Defend the blessed stones."
"No!" Lenna struggled against Bartz's hands. "Father, wait."
Every shard upon the floor suddenly pulsed with light, shining like fallen stars. We swayed again, swamped by overpowering currents. Other voices washed over us. The dark chamber was suddenly thick with ghosts, and now we could see them: a puissant knight with bright sword and a dragon-scale shield, an ivory-clad goddess whose hands offered solace, a twisted black figure in a peaked hat and mask whose robes crackled with sorcery, a bent crone in nun's robes whom a typhoon could not budge, an imp-eyed girl tumbling gold pieces and pearls over deft fingers, and a gangly scarecrow of a man in blue robes and a tall pointed hat mumbling something about harpies and unicorns. Clutching our shards, we stood transfixed, passive vessels into which other souls poured. Warriors of Light, fate's servants—
"Phew," Bartz said. "Don't take no for an answer, do they?"
"And since when does a pirate take orders from a king?" I demanded.
Lenna's shoulders bunched. She was rooted, still staring at the place where her father had disappeared.
"Not from a king, maybe, but when Lady Fate comes calling, you do as you're told," Galuf said, sharper than his wont.
Her father. It smote me suddenly: here was I, kith to those who had killed her kin, yet her father had entrusted me with a fool's quest on which I must guard her life. Did he have any idea what he had asked— or whom? I was a pirate, fate's own changeling. I took what I wanted, and I made no promises.

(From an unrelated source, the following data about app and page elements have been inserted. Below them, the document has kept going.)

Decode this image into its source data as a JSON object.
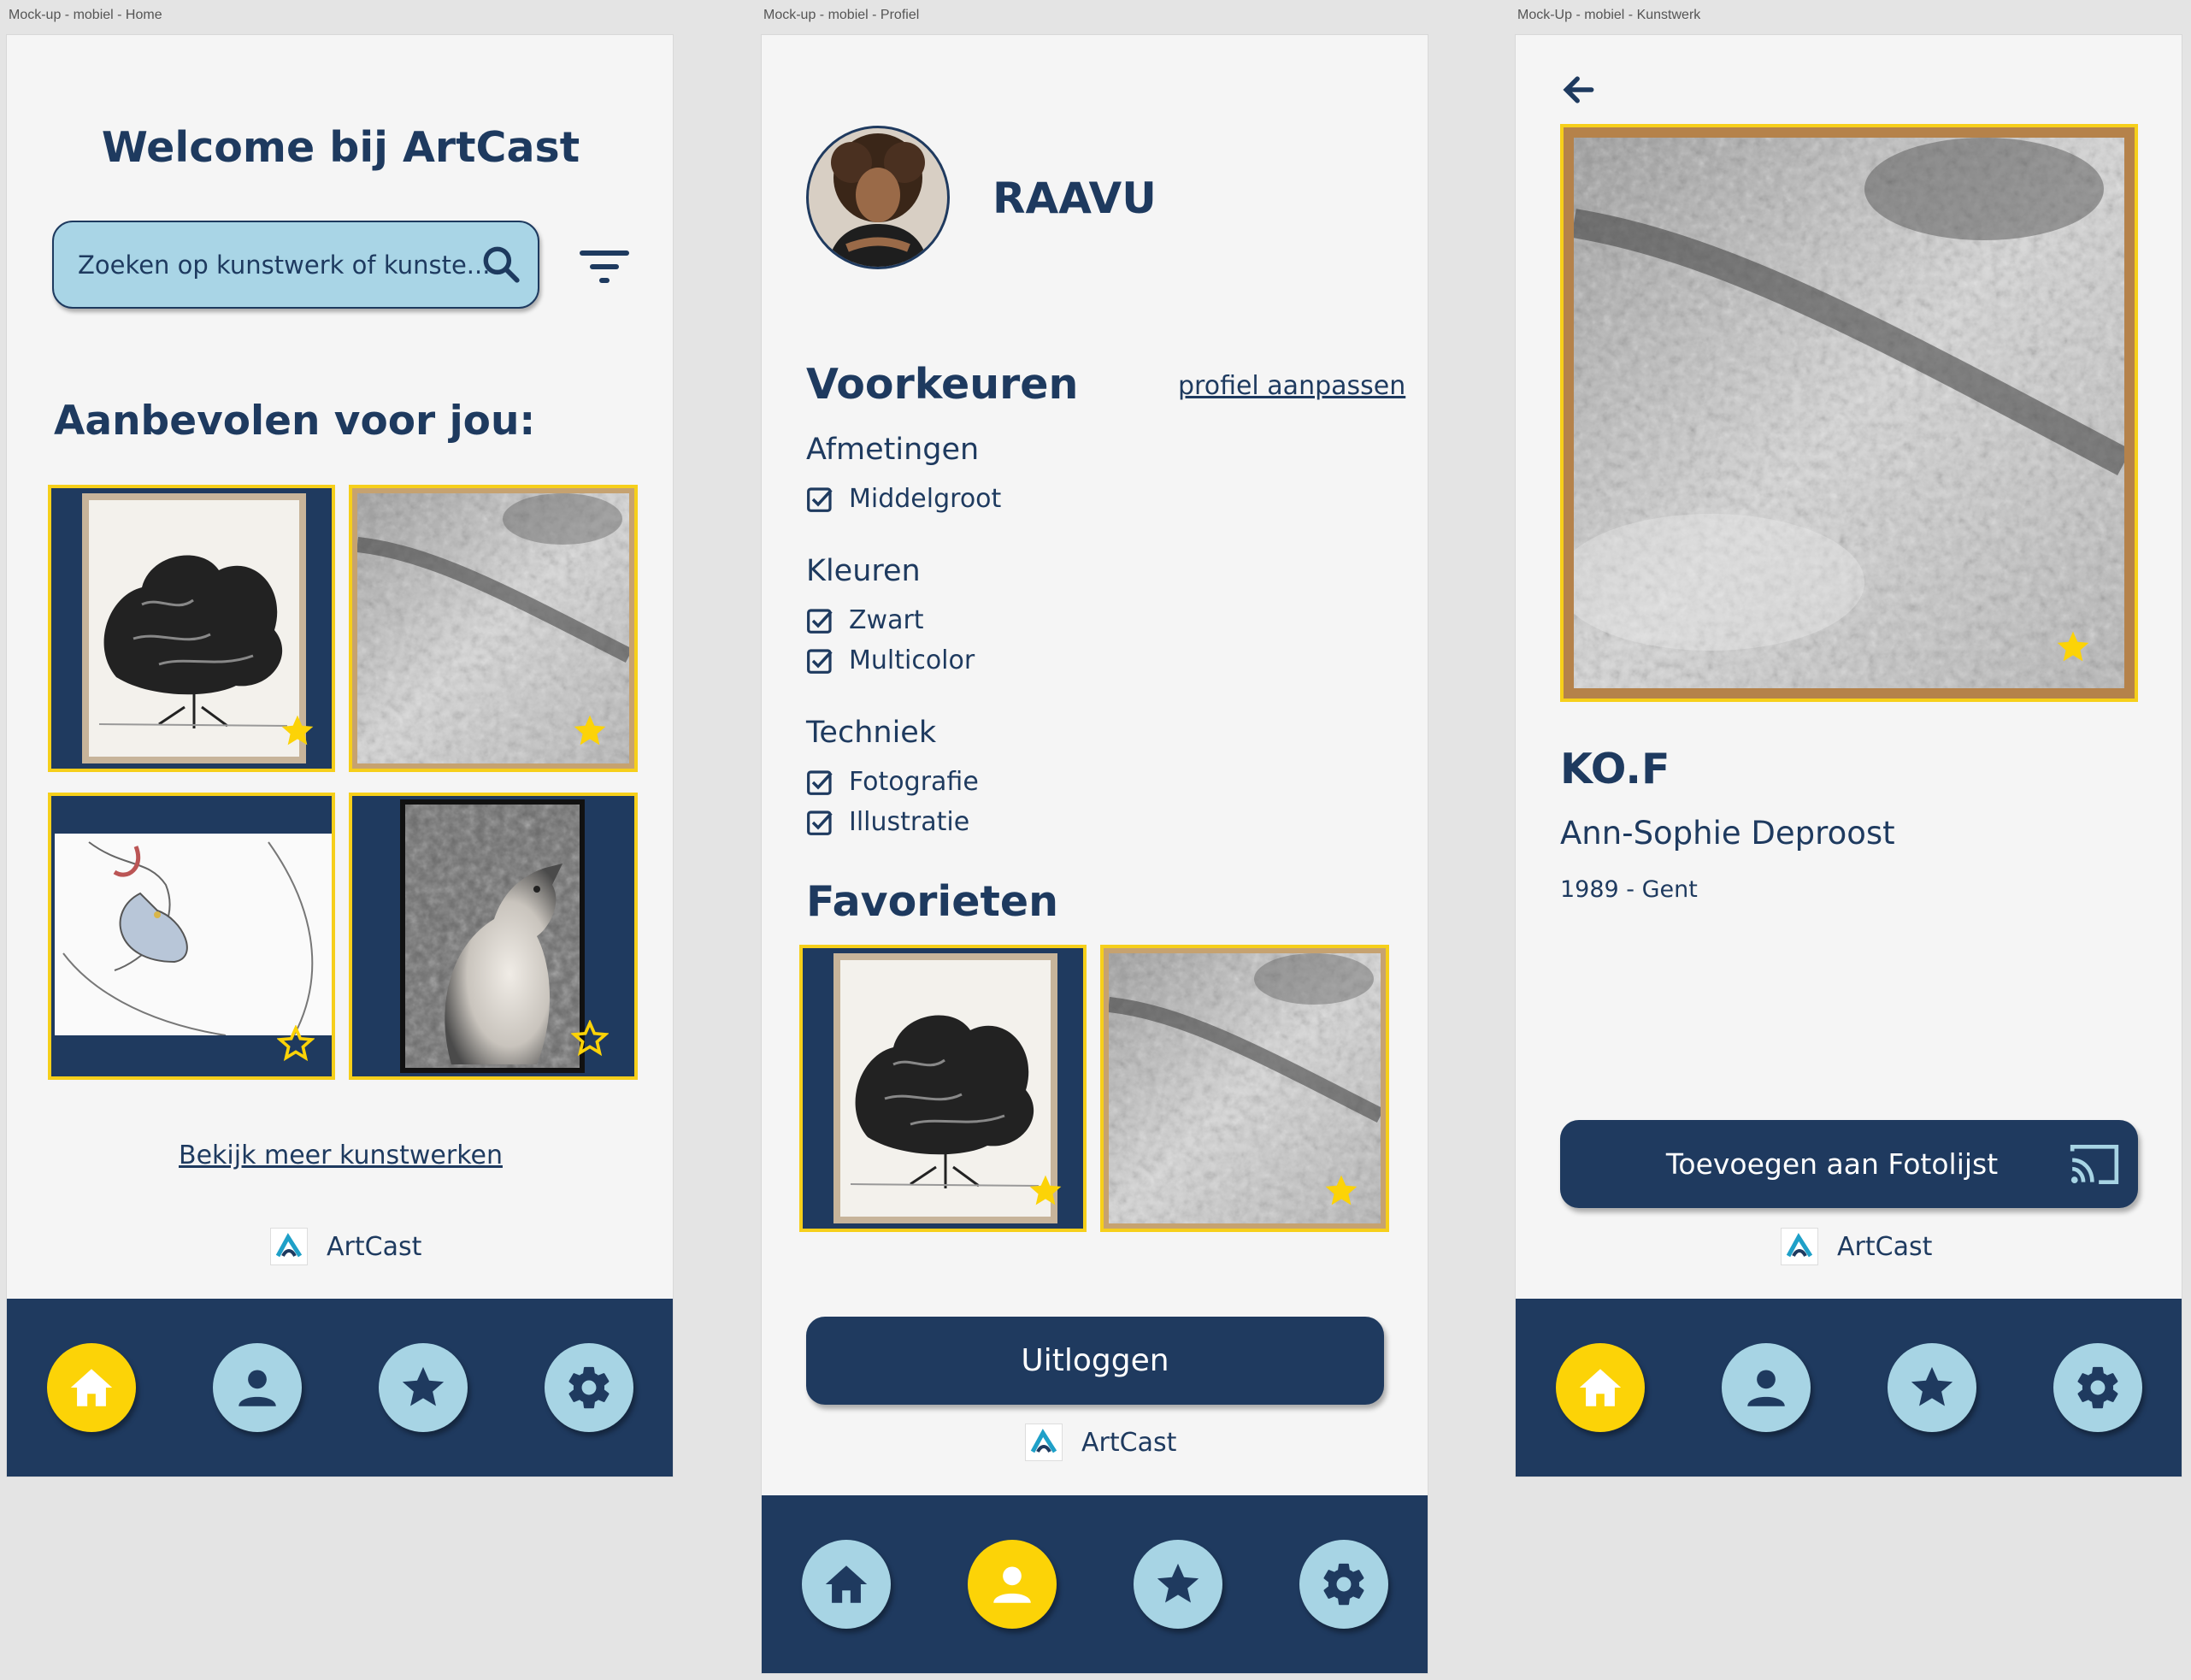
{
  "frames": {
    "home": "Mock-up  - mobiel - Home",
    "profile": "Mock-up  - mobiel - Profiel",
    "artwork": "Mock-Up  - mobiel - Kunstwerk"
  },
  "colors": {
    "primary": "#1f3a5f",
    "accent": "#fcd307",
    "light_blue": "#a7d4e4",
    "background": "#f5f5f5"
  },
  "brand": {
    "name": "ArtCast"
  },
  "nav": {
    "items": [
      {
        "icon": "home-icon"
      },
      {
        "icon": "user-icon"
      },
      {
        "icon": "star-icon"
      },
      {
        "icon": "gear-icon"
      }
    ]
  },
  "home": {
    "title": "Welcome bij ArtCast",
    "search_placeholder": "Zoeken op kunstwerk of kunste...",
    "section_title": "Aanbevolen voor jou:",
    "recommended": [
      {
        "art": "tree-drawing",
        "favorite": true
      },
      {
        "art": "grass-shadow-drawing",
        "favorite": true
      },
      {
        "art": "figure-line-drawing",
        "favorite": false
      },
      {
        "art": "dog-photo",
        "favorite": false
      }
    ],
    "more_link": "Bekijk meer kunstwerken",
    "active_nav": "home"
  },
  "profile": {
    "username": "RAAVU",
    "preferences_title": "Voorkeuren",
    "edit_link": "profiel aanpassen",
    "groups": [
      {
        "title": "Afmetingen",
        "options": [
          "Middelgroot"
        ]
      },
      {
        "title": "Kleuren",
        "options": [
          "Zwart",
          "Multicolor"
        ]
      },
      {
        "title": "Techniek",
        "options": [
          "Fotografie",
          "Illustratie"
        ]
      }
    ],
    "favorites_title": "Favorieten",
    "logout_label": "Uitloggen",
    "active_nav": "profile"
  },
  "artwork": {
    "title": "KO.F",
    "artist": "Ann-Sophie Deproost",
    "meta": "1989 - Gent",
    "add_button_label": "Toevoegen aan Fotolijst",
    "favorite": true,
    "active_nav": "home"
  }
}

Certainly not to her, this wayward princess who'd run away from home to commandeer a pirate's ship. My ship, if you please! Guileless babe, so soon out of swaddling-cloths that she'd stick her hand in a dragon's maw to ask for directions! Of course, I'd dare as much for booty, for glory, for a ship to call my own. She did it for love. And I wanted to make sure those pretty hands of hers weren't chopped off, gods help me.
"Lenna," I said, ignoring the old nun's ghost chortling in my ear.
"Captain." She bowed her head, words falling soft and quiet without an echo in that breathless hall. "There should be a warp panel on the far side of the chamber that will return us to the ground floor. Come. I believe the Captain's filled his pockets enough that we need not retrace our steps, yes? Follow me."